[Start of section]

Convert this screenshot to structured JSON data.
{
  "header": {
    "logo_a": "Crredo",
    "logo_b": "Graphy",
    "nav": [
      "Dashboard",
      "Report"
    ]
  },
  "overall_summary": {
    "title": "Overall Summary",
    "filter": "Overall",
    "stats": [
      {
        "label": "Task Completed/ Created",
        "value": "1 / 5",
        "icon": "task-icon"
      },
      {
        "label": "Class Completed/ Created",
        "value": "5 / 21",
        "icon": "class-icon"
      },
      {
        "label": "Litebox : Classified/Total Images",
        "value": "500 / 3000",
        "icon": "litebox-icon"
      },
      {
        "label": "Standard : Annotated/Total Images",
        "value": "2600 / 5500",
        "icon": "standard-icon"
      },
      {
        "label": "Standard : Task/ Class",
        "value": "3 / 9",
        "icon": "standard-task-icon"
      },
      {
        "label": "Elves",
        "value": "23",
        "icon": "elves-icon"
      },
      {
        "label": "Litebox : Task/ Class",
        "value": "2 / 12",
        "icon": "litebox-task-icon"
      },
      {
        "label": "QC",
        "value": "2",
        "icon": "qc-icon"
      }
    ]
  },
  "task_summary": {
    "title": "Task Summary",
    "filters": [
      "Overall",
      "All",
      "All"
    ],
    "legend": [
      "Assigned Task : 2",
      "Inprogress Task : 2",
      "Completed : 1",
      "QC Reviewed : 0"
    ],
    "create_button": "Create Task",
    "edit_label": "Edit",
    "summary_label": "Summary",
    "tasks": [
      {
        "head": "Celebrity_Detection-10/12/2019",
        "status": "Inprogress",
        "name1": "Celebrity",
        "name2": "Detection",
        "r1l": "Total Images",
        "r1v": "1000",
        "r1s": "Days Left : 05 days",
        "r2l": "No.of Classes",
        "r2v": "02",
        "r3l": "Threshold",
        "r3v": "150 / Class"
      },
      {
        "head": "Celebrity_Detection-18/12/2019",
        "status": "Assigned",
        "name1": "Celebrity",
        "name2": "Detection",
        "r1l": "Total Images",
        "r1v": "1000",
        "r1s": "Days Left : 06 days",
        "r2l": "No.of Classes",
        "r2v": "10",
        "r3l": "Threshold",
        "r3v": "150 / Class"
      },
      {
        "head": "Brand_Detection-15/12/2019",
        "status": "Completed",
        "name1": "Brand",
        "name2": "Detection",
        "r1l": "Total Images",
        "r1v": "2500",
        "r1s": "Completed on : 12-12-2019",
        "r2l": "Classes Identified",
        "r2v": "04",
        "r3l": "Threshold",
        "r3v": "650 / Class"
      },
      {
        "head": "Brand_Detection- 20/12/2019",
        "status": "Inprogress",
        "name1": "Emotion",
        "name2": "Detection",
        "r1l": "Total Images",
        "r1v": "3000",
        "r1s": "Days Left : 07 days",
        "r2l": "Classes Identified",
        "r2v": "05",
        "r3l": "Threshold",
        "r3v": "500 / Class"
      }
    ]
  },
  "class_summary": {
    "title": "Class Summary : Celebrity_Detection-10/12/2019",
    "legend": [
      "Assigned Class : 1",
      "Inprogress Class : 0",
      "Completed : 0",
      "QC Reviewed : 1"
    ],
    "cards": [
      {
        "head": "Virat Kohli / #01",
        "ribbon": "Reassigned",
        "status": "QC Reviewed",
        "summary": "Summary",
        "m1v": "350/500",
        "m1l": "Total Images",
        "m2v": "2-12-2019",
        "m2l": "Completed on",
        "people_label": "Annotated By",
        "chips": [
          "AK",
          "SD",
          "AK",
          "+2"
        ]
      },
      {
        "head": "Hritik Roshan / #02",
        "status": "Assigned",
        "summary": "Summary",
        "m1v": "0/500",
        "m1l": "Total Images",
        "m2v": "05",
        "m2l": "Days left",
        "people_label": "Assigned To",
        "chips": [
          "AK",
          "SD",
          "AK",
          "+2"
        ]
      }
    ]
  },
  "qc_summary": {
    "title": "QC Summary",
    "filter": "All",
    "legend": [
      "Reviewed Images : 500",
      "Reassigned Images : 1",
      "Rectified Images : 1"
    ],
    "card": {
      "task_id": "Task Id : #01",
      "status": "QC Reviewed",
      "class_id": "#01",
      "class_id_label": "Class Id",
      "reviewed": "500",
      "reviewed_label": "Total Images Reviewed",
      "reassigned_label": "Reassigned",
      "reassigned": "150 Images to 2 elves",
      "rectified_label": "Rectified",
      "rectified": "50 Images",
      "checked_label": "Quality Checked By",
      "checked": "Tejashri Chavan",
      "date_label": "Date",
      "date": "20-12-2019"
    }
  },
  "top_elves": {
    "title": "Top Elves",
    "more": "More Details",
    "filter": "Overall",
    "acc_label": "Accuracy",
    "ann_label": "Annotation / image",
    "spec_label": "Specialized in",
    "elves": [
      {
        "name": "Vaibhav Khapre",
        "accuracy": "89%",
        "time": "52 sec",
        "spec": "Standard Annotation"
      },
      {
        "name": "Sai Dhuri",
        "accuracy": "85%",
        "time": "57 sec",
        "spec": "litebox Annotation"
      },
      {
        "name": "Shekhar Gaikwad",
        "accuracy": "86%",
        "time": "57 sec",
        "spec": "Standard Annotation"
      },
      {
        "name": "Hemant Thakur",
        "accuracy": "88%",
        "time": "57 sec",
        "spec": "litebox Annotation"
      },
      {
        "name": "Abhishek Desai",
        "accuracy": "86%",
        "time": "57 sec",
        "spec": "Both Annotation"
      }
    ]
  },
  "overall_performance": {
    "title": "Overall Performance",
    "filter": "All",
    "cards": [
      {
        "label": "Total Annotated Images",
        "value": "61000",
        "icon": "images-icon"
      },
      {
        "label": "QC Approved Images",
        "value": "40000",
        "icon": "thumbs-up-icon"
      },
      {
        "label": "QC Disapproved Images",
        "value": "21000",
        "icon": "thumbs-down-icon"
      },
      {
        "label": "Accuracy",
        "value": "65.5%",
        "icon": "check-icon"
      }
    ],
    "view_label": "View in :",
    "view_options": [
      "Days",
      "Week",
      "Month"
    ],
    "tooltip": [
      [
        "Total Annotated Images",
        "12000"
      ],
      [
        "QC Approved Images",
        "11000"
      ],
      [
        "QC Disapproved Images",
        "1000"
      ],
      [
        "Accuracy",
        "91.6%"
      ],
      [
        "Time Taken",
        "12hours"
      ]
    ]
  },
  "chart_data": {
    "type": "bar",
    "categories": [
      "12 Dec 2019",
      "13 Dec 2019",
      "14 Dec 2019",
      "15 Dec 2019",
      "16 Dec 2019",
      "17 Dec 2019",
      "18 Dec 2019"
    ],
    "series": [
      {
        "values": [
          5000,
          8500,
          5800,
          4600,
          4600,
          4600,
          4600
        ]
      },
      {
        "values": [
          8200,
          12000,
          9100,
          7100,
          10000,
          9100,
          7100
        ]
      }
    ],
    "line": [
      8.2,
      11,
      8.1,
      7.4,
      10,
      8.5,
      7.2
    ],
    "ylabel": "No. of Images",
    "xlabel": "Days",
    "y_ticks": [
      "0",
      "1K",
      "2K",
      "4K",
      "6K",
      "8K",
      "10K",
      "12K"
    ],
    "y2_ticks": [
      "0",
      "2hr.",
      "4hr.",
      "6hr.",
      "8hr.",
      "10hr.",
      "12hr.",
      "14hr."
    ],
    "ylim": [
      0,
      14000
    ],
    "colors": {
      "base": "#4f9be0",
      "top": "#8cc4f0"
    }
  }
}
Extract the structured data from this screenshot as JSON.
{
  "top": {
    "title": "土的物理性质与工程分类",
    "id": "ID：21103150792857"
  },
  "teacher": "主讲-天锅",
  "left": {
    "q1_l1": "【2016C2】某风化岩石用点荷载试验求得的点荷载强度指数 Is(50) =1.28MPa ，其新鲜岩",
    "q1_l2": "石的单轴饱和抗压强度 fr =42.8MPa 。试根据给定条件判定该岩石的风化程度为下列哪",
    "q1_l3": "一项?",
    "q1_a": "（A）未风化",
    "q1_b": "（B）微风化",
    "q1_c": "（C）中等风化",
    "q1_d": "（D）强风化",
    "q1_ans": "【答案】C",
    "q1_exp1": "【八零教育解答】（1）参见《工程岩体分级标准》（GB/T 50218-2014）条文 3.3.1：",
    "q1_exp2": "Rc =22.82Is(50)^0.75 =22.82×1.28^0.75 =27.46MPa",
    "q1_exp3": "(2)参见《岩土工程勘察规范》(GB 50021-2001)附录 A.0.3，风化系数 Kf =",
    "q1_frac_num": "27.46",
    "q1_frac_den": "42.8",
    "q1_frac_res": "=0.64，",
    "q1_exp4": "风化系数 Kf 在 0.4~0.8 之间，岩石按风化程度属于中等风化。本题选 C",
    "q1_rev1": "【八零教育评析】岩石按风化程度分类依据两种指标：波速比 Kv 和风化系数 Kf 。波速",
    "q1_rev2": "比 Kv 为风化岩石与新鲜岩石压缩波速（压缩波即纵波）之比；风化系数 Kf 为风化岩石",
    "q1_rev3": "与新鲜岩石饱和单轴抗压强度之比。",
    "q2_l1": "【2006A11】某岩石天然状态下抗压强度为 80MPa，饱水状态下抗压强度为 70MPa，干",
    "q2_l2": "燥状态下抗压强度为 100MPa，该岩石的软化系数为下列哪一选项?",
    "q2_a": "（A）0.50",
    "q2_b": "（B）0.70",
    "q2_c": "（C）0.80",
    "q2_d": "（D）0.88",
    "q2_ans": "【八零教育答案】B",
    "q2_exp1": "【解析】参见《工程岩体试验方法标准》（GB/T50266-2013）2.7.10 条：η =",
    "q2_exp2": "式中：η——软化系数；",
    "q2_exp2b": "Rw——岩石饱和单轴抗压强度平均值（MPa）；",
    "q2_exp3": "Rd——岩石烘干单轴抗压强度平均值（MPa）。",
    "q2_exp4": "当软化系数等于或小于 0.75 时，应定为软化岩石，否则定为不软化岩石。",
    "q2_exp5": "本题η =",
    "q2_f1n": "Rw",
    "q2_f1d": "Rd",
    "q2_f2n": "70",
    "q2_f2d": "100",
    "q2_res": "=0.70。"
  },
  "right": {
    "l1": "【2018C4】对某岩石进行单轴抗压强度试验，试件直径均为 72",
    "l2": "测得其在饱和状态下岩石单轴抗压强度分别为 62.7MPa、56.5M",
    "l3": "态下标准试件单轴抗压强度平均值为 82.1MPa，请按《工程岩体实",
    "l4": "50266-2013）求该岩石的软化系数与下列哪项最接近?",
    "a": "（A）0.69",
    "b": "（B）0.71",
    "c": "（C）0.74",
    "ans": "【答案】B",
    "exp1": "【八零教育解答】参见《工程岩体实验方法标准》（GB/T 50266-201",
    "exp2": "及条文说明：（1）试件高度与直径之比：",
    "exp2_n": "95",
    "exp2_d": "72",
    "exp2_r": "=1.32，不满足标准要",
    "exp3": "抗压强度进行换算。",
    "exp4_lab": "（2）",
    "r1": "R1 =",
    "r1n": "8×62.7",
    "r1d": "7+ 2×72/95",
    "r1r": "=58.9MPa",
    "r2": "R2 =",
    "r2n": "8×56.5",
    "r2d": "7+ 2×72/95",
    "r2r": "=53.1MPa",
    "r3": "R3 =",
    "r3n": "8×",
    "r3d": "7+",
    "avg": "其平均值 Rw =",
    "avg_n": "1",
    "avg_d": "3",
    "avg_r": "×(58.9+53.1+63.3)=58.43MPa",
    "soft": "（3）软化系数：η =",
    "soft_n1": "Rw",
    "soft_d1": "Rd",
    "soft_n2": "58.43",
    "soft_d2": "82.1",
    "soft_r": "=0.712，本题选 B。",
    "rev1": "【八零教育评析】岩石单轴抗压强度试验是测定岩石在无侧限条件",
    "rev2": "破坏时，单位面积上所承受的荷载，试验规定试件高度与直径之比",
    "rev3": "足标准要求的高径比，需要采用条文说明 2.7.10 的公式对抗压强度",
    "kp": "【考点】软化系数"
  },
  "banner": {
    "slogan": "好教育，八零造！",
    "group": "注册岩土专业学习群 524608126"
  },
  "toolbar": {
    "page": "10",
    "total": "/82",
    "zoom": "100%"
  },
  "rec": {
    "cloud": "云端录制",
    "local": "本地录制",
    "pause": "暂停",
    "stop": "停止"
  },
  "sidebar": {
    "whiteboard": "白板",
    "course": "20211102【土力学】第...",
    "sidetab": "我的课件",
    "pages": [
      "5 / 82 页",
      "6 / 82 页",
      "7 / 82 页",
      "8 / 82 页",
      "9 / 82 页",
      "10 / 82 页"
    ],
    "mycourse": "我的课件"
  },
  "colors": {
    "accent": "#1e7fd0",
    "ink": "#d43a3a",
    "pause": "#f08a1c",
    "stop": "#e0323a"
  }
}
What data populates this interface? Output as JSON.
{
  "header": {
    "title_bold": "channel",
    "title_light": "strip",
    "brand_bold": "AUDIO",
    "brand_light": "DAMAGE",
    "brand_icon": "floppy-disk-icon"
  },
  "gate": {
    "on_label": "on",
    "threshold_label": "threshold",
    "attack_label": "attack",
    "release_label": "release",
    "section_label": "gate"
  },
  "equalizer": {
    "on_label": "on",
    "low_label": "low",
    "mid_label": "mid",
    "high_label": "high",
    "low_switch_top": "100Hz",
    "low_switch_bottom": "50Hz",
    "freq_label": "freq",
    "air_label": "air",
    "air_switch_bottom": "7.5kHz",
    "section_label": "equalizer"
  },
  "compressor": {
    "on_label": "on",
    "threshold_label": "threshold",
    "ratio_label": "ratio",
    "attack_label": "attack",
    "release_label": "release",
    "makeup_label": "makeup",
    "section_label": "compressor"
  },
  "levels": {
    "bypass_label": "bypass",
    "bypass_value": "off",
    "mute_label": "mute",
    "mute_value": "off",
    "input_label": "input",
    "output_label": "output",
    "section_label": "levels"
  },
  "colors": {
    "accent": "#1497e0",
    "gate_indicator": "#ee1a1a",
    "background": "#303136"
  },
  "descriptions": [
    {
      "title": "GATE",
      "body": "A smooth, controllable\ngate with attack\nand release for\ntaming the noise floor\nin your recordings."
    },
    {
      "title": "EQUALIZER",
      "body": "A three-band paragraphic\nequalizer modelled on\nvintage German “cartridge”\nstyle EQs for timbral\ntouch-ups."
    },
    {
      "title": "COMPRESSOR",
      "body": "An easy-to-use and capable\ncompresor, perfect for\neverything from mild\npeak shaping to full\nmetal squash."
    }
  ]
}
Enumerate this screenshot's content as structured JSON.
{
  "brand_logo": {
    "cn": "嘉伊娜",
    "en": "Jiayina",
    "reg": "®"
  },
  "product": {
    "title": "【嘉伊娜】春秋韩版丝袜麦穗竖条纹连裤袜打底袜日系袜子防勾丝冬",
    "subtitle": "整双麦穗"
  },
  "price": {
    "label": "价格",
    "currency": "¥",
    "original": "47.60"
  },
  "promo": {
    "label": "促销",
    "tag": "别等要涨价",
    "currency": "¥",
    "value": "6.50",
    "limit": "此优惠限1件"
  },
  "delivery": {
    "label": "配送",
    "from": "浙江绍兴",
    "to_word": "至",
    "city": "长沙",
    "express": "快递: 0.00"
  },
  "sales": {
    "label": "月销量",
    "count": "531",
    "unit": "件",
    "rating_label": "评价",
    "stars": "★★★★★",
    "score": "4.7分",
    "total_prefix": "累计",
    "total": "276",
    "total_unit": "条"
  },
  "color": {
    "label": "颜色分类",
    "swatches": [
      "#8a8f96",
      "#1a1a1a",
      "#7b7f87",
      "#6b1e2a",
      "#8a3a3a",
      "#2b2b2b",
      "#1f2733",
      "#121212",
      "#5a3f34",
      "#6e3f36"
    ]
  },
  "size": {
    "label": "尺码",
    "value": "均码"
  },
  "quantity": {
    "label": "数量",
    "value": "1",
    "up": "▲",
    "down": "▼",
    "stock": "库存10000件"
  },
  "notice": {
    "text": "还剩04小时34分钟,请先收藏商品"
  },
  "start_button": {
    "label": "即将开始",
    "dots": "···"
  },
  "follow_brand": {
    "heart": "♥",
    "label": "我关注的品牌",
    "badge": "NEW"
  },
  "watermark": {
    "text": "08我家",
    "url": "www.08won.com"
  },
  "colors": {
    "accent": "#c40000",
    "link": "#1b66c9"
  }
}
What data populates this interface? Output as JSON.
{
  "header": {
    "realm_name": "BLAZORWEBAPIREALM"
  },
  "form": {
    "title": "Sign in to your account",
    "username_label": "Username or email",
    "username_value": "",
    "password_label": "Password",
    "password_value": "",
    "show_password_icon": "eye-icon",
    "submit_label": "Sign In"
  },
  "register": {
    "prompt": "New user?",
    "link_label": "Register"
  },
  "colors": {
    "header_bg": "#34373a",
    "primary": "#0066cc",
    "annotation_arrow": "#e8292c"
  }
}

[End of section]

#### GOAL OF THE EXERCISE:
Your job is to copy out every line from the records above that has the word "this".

#### EXERCISE RESULT:
Convert this screenshot to structured JSON data.
Extract the structured data from this screenshot as JSON.
What data populates this interface? Output as JSON.
Enumerate this screenshot's content as structured JSON.
What data populates this interface? Output as JSON.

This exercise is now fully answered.